|US20100106039 *||Sep 29, 2009||Apr 29, 2010||Klaus Abraham-Fuchs||Unknown|
|CN102317767B *||Dec 15, 2009||Mar 25, 2015||罗伯特·博世有限公司||Sensor element of a gas sensor and method for operating the same|
|EP0517366A1 *||Apr 30, 1992||Dec 9, 1992||Ford Motor Company Limited||Method and apparatus for sensing oxides of Nitrogen|
|EP0603945A1 *||Dec 15, 1993||Jun 29, 1994||ENIRICERCHE S.p.A.||Gas sensor based on semiconductor oxide, for gaseous hydrocarbon determination|

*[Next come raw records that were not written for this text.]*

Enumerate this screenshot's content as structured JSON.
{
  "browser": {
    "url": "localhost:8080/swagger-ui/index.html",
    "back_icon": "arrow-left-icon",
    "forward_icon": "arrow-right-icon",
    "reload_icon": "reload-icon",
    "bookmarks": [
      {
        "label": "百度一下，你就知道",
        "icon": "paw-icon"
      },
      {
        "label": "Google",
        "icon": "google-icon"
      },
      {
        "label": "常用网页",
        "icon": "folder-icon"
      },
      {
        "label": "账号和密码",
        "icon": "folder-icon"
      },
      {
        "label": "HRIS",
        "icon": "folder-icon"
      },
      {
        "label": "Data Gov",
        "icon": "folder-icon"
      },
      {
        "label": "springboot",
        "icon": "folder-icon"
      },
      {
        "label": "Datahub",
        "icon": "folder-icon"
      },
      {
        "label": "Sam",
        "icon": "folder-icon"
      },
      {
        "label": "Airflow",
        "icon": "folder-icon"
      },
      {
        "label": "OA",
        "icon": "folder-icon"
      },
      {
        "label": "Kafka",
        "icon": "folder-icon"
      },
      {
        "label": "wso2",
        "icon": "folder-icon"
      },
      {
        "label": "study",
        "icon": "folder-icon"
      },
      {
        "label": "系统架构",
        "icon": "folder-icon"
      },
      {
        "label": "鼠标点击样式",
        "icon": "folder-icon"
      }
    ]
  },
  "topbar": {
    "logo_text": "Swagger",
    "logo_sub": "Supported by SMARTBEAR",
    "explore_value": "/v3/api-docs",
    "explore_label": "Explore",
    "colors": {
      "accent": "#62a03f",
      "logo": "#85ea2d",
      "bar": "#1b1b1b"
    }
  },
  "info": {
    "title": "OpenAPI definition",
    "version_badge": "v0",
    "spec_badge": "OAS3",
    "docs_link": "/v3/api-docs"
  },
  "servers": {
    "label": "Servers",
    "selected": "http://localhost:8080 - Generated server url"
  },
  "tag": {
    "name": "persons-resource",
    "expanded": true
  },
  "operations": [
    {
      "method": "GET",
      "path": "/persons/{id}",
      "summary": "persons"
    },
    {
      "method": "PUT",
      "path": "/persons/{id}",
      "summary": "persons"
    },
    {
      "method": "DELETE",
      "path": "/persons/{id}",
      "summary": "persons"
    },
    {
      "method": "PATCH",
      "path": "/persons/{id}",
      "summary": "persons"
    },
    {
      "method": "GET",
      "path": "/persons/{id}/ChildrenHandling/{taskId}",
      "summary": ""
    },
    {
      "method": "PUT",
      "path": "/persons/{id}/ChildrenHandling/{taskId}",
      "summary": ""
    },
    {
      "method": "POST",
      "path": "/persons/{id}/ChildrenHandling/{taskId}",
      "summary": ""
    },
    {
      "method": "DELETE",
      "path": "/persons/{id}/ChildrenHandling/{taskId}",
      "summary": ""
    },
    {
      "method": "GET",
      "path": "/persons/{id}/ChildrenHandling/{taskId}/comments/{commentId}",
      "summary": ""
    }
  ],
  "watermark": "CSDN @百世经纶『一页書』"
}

|EP0737859A1 *||Apr 10, 1996||Oct 16, 1996||Ngk Insulators, Ltd.||NOx sensor|
|EP0743515A1 *||May 3, 1996||Nov 20, 1996||Siemens Aktiengesellschaft||Method for detection of methane in a gaseous mixture|

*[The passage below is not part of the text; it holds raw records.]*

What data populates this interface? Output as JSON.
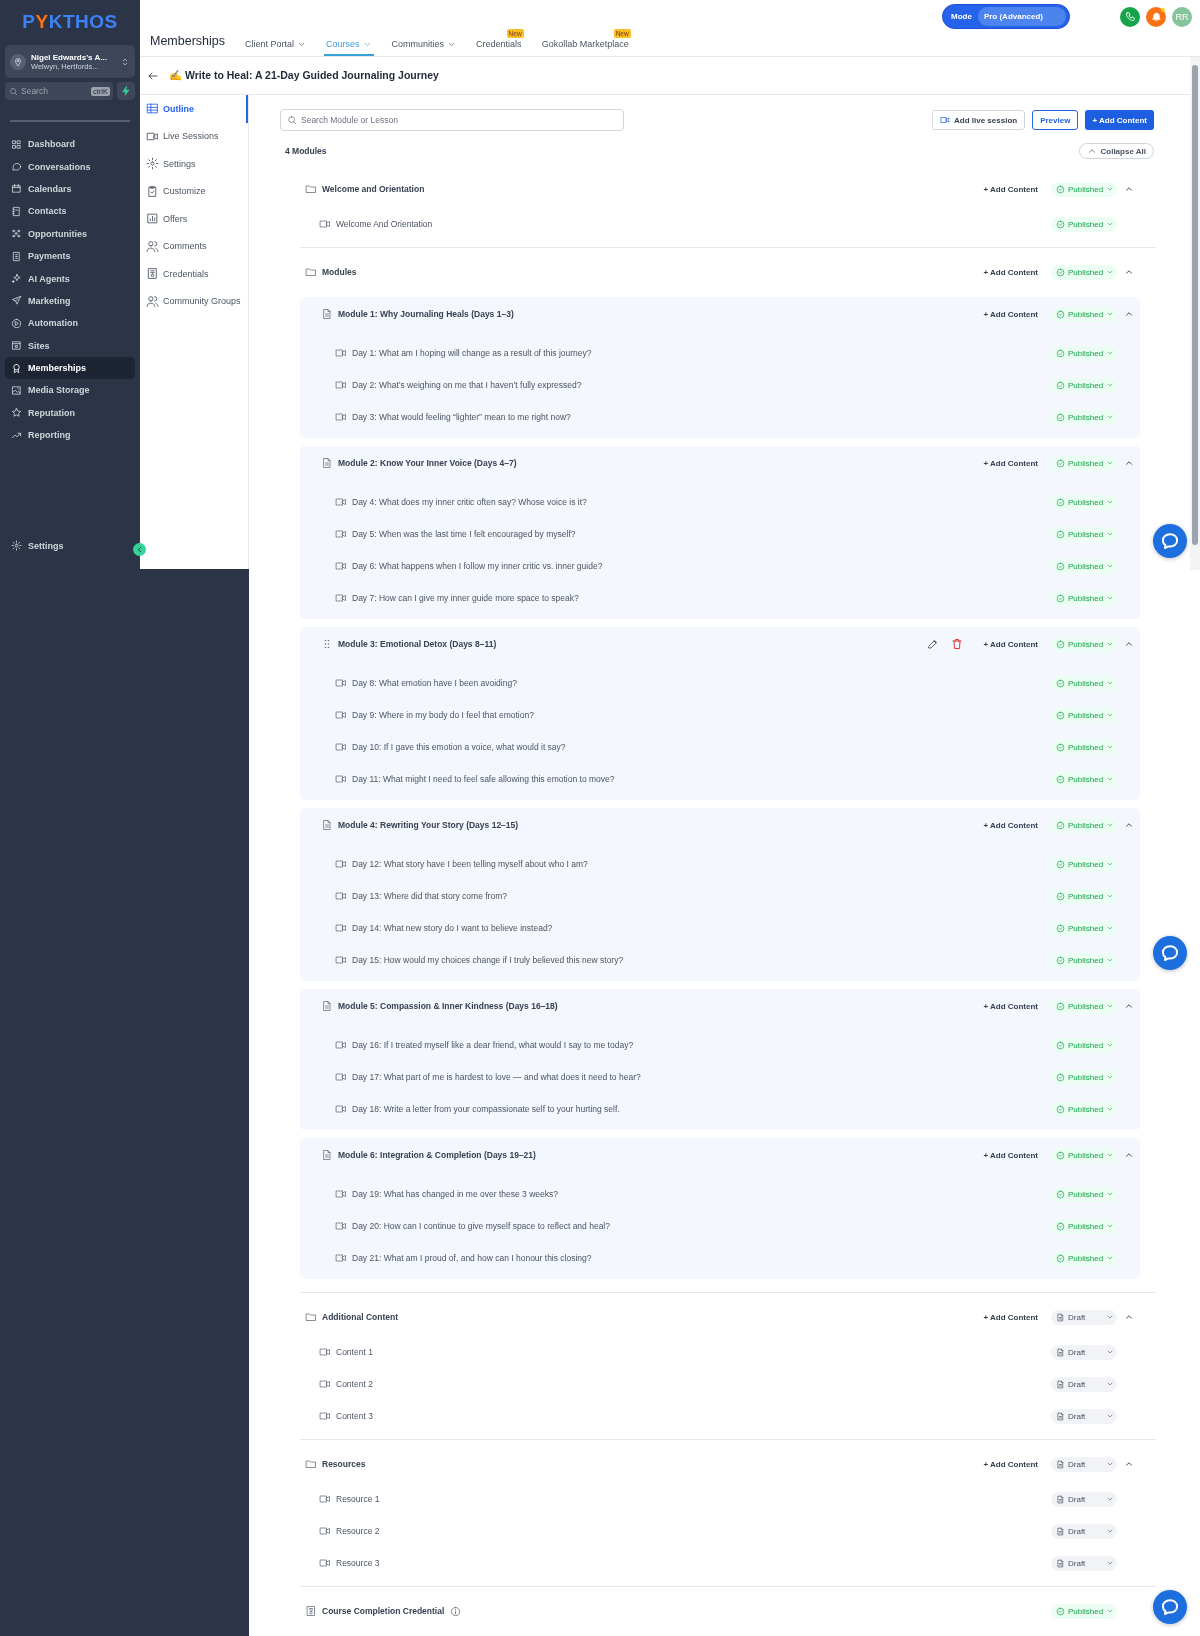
{
  "brand": {
    "logo": [
      {
        "text": "P",
        "color": "#3b82f6"
      },
      {
        "text": "Y",
        "color": "#f97316"
      },
      {
        "text": "KTHOS",
        "color": "#3b82f6"
      }
    ]
  },
  "account": {
    "name": "Nigel Edwards's A...",
    "location": "Welwyn, Hertfords..."
  },
  "sidebar_search": {
    "placeholder": "Search",
    "shortcut": "ctrlK"
  },
  "nav": [
    {
      "label": "Dashboard",
      "selected": false
    },
    {
      "label": "Conversations",
      "selected": false
    },
    {
      "label": "Calendars",
      "selected": false
    },
    {
      "label": "Contacts",
      "selected": false
    },
    {
      "label": "Opportunities",
      "selected": false
    },
    {
      "label": "Payments",
      "selected": false
    },
    {
      "label": "AI Agents",
      "selected": false
    },
    {
      "label": "Marketing",
      "selected": false
    },
    {
      "label": "Automation",
      "selected": false
    },
    {
      "label": "Sites",
      "selected": false
    },
    {
      "label": "Memberships",
      "selected": true
    },
    {
      "label": "Media Storage",
      "selected": false
    },
    {
      "label": "Reputation",
      "selected": false
    },
    {
      "label": "Reporting",
      "selected": false
    }
  ],
  "sidebar_settings": "Settings",
  "header": {
    "title": "Memberships",
    "tabs": [
      {
        "label": "Client Portal",
        "selected": false,
        "dropdown": true
      },
      {
        "label": "Courses",
        "selected": true,
        "dropdown": true
      },
      {
        "label": "Communities",
        "selected": false,
        "dropdown": true
      },
      {
        "label": "Credentials",
        "selected": false,
        "dropdown": false,
        "badge": "New"
      },
      {
        "label": "Gokollab Marketplace",
        "selected": false,
        "dropdown": false,
        "badge": "New"
      }
    ],
    "mode": {
      "label": "Mode",
      "value": "Pro (Advanced)"
    },
    "avatar": "RR"
  },
  "course": {
    "emoji": "✍",
    "title": "Write to Heal: A 21-Day Guided Journaling Journey"
  },
  "course_nav": [
    {
      "label": "Outline",
      "selected": true
    },
    {
      "label": "Live Sessions",
      "selected": false
    },
    {
      "label": "Settings",
      "selected": false
    },
    {
      "label": "Customize",
      "selected": false
    },
    {
      "label": "Offers",
      "selected": false
    },
    {
      "label": "Comments",
      "selected": false
    },
    {
      "label": "Credentials",
      "selected": false
    },
    {
      "label": "Community Groups",
      "selected": false
    }
  ],
  "toolbar": {
    "search_placeholder": "Search Module or Lesson",
    "live_session": "Add live session",
    "preview": "Preview",
    "add_content": "+ Add Content"
  },
  "module_count": "4 Modules",
  "collapse_all": "Collapse All",
  "sections": [
    {
      "kind": "folder",
      "title": "Welcome and Orientation",
      "add_label": "+ Add Content",
      "status": {
        "label": "Published",
        "kind": "published"
      },
      "expanded": true,
      "lessons": [
        {
          "title": "Welcome And Orientation",
          "status": {
            "label": "Published",
            "kind": "published"
          }
        }
      ]
    },
    {
      "kind": "folder",
      "title": "Modules",
      "add_label": "+ Add Content",
      "status": {
        "label": "Published",
        "kind": "published"
      },
      "expanded": true,
      "modules": [
        {
          "title": "Module 1: Why Journaling Heals (Days 1–3)",
          "hovered": false,
          "add_label": "+ Add Content",
          "status": {
            "label": "Published",
            "kind": "published"
          },
          "expanded": true,
          "lessons": [
            {
              "title": "Day 1: What am I hoping will change as a result of this journey?",
              "status": {
                "label": "Published",
                "kind": "published"
              }
            },
            {
              "title": "Day 2: What’s weighing on me that I haven’t fully expressed?",
              "status": {
                "label": "Published",
                "kind": "published"
              }
            },
            {
              "title": "Day 3: What would feeling “lighter” mean to me right now?",
              "status": {
                "label": "Published",
                "kind": "published"
              }
            }
          ]
        },
        {
          "title": "Module 2: Know Your Inner Voice (Days 4–7)",
          "hovered": false,
          "add_label": "+ Add Content",
          "status": {
            "label": "Published",
            "kind": "published"
          },
          "expanded": true,
          "lessons": [
            {
              "title": "Day 4: What does my inner critic often say? Whose voice is it?",
              "status": {
                "label": "Published",
                "kind": "published"
              }
            },
            {
              "title": "Day 5: When was the last time I felt encouraged by myself?",
              "status": {
                "label": "Published",
                "kind": "published"
              }
            },
            {
              "title": "Day 6: What happens when I follow my inner critic vs. inner guide?",
              "status": {
                "label": "Published",
                "kind": "published"
              }
            },
            {
              "title": "Day 7: How can I give my inner guide more space to speak?",
              "status": {
                "label": "Published",
                "kind": "published"
              }
            }
          ]
        },
        {
          "title": "Module 3: Emotional Detox (Days 8–11)",
          "hovered": true,
          "add_label": "+ Add Content",
          "status": {
            "label": "Published",
            "kind": "published"
          },
          "expanded": true,
          "lessons": [
            {
              "title": "Day 8: What emotion have I been avoiding?",
              "status": {
                "label": "Published",
                "kind": "published"
              }
            },
            {
              "title": "Day 9: Where in my body do I feel that emotion?",
              "status": {
                "label": "Published",
                "kind": "published"
              }
            },
            {
              "title": "Day 10: If I gave this emotion a voice, what would it say?",
              "status": {
                "label": "Published",
                "kind": "published"
              }
            },
            {
              "title": "Day 11: What might I need to feel safe allowing this emotion to move?",
              "status": {
                "label": "Published",
                "kind": "published"
              }
            }
          ]
        },
        {
          "title": "Module 4: Rewriting Your Story (Days 12–15)",
          "hovered": false,
          "add_label": "+ Add Content",
          "status": {
            "label": "Published",
            "kind": "published"
          },
          "expanded": true,
          "lessons": [
            {
              "title": "Day 12: What story have I been telling myself about who I am?",
              "status": {
                "label": "Published",
                "kind": "published"
              }
            },
            {
              "title": "Day 13: Where did that story come from?",
              "status": {
                "label": "Published",
                "kind": "published"
              }
            },
            {
              "title": "Day 14: What new story do I want to believe instead?",
              "status": {
                "label": "Published",
                "kind": "published"
              }
            },
            {
              "title": "Day 15: How would my choices change if I truly believed this new story?",
              "status": {
                "label": "Published",
                "kind": "published"
              }
            }
          ]
        },
        {
          "title": "Module 5: Compassion & Inner Kindness (Days 16–18)",
          "hovered": false,
          "add_label": "+ Add Content",
          "status": {
            "label": "Published",
            "kind": "published"
          },
          "expanded": true,
          "lessons": [
            {
              "title": "Day 16: If I treated myself like a dear friend, what would I say to me today?",
              "status": {
                "label": "Published",
                "kind": "published"
              }
            },
            {
              "title": "Day 17: What part of me is hardest to love — and what does it need to hear?",
              "status": {
                "label": "Published",
                "kind": "published"
              }
            },
            {
              "title": "Day 18: Write a letter from your compassionate self to your hurting self.",
              "status": {
                "label": "Published",
                "kind": "published"
              }
            }
          ]
        },
        {
          "title": "Module 6: Integration & Completion (Days 19–21)",
          "hovered": false,
          "add_label": "+ Add Content",
          "status": {
            "label": "Published",
            "kind": "published"
          },
          "expanded": true,
          "lessons": [
            {
              "title": "Day 19: What has changed in me over these 3 weeks?",
              "status": {
                "label": "Published",
                "kind": "published"
              }
            },
            {
              "title": "Day 20: How can I continue to give myself space to reflect and heal?",
              "status": {
                "label": "Published",
                "kind": "published"
              }
            },
            {
              "title": "Day 21: What am I proud of, and how can I honour this closing?",
              "status": {
                "label": "Published",
                "kind": "published"
              }
            }
          ]
        }
      ]
    },
    {
      "kind": "folder",
      "title": "Additional Content",
      "add_label": "+ Add Content",
      "status": {
        "label": "Draft",
        "kind": "draft"
      },
      "expanded": true,
      "lessons": [
        {
          "title": "Content 1",
          "status": {
            "label": "Draft",
            "kind": "draft"
          }
        },
        {
          "title": "Content 2",
          "status": {
            "label": "Draft",
            "kind": "draft"
          }
        },
        {
          "title": "Content 3",
          "status": {
            "label": "Draft",
            "kind": "draft"
          }
        }
      ]
    },
    {
      "kind": "folder",
      "title": "Resources",
      "add_label": "+ Add Content",
      "status": {
        "label": "Draft",
        "kind": "draft"
      },
      "expanded": true,
      "lessons": [
        {
          "title": "Resource 1",
          "status": {
            "label": "Draft",
            "kind": "draft"
          }
        },
        {
          "title": "Resource 2",
          "status": {
            "label": "Draft",
            "kind": "draft"
          }
        },
        {
          "title": "Resource 3",
          "status": {
            "label": "Draft",
            "kind": "draft"
          }
        }
      ]
    },
    {
      "kind": "credential",
      "title": "Course Completion Credential",
      "status": {
        "label": "Published",
        "kind": "published"
      }
    }
  ]
}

|EP0952447A1 *||Apr 23, 1998||Oct 27, 1999||Siemens Aktiengesellschaft||Gas sensor and its use as methan/propansensor|
|WO1995010774A1 *||Sep 14, 1994||Apr 20, 1995||Robert Bosch Gmbh||Sensor for detecting nitrogen oxide|

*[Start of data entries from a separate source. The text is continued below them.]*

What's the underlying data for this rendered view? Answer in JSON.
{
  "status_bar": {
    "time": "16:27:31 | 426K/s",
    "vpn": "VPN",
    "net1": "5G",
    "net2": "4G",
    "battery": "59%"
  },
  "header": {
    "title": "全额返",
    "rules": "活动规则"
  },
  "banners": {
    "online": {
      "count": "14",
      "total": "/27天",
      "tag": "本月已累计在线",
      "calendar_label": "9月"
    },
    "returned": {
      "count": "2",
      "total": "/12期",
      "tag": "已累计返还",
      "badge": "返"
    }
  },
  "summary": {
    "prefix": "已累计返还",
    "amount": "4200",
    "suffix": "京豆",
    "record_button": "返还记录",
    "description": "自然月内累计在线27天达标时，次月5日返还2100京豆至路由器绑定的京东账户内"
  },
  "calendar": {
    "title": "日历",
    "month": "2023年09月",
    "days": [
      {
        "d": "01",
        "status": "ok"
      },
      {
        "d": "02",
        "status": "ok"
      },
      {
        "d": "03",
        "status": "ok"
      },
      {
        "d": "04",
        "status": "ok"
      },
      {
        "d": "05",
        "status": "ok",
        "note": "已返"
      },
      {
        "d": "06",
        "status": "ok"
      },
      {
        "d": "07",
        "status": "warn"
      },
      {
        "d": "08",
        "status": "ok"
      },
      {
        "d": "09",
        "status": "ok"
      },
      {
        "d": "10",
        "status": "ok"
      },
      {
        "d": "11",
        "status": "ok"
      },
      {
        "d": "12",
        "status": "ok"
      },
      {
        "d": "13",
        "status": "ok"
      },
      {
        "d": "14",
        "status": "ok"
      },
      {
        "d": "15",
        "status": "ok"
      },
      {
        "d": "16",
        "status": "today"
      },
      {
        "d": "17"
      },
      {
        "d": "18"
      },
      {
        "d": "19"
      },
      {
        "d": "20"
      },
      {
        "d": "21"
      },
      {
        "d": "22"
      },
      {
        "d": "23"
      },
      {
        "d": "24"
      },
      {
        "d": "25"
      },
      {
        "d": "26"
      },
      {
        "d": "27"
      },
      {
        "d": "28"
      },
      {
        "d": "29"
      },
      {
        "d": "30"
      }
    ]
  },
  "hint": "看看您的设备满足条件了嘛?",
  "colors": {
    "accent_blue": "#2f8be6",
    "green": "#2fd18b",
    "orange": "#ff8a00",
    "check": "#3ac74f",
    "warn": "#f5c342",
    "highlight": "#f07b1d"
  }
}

|WO1996007898A1 *||Aug 10, 1995||Mar 14, 1996||Robert Bosch Gmbh||Gas sensor made in thick or thin-film technology|
|WO1996037771A1 *||May 13, 1996||Nov 28, 1996||Siemens Aktiengesellschaft||Sensor arrangement for detecting a gas|
|WO2010091761A1 *||Dec 15, 2009||Aug 19, 2010||Robert Bosch Gmbh||Sensor element of a gas sensor and method for operating the same|
|U.S. Classification||436/116, 60/39.5, 436/160, 204/429, 204/431, 422/168, 55/DIG.30, 204/432, 422/177, 436/152, 423/213.5, 423/239.1, 436/118, 436/159, 60/276, 204/424|
|International Classification||G01N31/00, G01N27/12, G01N33/00|
|Cooperative Classification||Y10T436/177692, Y10T436/179228, Y10S55/30, G01N27/12, G01N31/005, G01N33/0037|
|European Classification||G01N27/12, G01N33/00D2D4A, G01N31/00C|
|Aug 14, 1992||FPAY||Fee payment|
Year of fee payment: 4
|Nov 4, 1996||FPAY||Fee payment|
Year of fee payment: 8
|Nov 3, 2000||FPAY||Fee payment|
Year of fee payment: 12
|Jan 8, 2001||AS||Assignment|
Owner name: FORD GLOBAL TECHNOLOGIES, INC. A MICHIGAN CORPORAT
Free format text: ASSIGNMENT OF ASSIGNORS INTEREST;ASSIGNOR:FORD MOTOR COMPANY, A DELAWARE CORPORATION;REEL/FRAME:011467/0001
Effective date: 19970301